Your instructions » Report how many lines in the records below hold "random", with no other output.

+ + + + + + +

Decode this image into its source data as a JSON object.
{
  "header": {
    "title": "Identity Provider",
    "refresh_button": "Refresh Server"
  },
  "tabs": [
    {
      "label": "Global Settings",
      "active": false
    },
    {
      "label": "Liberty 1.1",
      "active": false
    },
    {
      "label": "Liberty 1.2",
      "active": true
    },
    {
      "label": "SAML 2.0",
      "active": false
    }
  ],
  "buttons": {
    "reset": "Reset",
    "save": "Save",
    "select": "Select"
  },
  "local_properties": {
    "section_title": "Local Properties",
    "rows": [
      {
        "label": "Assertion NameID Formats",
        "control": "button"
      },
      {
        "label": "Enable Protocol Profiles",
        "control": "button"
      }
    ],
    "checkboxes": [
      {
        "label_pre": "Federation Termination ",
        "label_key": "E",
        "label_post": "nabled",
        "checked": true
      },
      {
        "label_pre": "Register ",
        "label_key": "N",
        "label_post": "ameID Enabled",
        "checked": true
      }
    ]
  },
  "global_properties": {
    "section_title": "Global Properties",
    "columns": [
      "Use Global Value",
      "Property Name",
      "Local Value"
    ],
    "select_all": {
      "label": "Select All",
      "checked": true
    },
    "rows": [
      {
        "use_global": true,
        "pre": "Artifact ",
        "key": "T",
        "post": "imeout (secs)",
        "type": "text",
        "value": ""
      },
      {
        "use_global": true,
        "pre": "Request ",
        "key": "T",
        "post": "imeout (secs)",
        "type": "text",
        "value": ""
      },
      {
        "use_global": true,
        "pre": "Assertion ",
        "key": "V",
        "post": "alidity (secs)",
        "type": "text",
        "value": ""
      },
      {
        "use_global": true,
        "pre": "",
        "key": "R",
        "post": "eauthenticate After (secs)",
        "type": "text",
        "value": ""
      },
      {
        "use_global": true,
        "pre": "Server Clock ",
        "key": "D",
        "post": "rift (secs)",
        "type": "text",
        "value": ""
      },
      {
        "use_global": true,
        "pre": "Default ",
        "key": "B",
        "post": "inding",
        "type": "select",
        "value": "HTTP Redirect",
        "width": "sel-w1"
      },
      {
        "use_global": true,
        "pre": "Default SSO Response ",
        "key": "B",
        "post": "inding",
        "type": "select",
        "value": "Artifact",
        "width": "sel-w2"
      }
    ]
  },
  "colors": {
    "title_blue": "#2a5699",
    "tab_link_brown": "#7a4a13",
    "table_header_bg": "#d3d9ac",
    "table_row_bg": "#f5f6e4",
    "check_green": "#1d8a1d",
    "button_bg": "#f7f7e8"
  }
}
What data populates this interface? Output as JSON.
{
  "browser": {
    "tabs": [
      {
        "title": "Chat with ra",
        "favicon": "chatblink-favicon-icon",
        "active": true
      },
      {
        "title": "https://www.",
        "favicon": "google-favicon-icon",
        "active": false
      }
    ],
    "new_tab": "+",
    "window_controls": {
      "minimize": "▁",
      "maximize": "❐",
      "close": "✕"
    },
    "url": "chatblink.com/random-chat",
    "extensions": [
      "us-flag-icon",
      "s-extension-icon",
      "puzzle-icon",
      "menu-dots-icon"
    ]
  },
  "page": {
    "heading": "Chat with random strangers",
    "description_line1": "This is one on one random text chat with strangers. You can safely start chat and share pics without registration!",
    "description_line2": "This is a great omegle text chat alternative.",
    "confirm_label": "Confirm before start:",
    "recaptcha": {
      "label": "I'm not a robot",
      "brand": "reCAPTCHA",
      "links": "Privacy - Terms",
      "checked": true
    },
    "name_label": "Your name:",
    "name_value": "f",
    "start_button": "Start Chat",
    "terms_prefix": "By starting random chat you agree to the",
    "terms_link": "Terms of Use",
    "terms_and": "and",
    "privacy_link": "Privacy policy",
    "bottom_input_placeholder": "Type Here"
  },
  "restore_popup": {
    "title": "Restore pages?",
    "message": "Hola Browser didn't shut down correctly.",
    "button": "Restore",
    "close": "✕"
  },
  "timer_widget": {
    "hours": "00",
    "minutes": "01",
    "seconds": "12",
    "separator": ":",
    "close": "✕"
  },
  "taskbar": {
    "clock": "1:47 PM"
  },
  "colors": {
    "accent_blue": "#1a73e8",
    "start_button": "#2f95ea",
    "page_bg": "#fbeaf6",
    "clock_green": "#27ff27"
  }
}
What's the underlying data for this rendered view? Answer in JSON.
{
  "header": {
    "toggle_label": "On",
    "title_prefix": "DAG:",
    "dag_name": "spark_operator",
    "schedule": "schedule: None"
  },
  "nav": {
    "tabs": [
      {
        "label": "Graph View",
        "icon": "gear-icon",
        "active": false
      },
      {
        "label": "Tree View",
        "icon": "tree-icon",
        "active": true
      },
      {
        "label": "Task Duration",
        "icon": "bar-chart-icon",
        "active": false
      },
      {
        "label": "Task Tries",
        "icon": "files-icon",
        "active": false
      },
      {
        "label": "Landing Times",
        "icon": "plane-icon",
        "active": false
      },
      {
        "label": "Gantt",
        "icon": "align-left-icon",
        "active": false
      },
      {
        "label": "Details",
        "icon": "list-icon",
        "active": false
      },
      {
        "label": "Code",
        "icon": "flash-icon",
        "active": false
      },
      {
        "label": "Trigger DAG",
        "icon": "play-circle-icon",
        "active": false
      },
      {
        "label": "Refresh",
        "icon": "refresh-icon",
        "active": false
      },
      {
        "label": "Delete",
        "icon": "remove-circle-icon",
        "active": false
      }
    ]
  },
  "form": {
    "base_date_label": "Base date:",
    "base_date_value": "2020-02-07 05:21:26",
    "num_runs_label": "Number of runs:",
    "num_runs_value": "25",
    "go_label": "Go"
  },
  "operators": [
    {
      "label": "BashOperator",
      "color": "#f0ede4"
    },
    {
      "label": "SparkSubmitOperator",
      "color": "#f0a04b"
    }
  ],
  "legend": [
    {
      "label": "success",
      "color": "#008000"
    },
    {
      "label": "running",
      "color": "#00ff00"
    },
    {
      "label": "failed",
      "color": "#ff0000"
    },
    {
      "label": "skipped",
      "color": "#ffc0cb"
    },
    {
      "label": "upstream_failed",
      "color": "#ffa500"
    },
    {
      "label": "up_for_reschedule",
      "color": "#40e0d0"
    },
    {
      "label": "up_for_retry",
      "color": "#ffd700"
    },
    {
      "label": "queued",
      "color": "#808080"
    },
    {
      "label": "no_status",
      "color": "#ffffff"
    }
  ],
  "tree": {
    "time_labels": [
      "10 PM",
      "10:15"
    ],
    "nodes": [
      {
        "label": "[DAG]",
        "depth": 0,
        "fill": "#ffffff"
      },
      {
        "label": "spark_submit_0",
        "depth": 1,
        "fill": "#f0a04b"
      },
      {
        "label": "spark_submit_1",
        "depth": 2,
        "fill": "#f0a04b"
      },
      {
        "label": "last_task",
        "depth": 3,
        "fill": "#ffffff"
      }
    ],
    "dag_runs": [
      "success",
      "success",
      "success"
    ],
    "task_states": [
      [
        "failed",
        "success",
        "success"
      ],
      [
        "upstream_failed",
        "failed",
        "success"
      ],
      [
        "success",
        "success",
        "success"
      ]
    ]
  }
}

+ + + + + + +

Result of the task » 4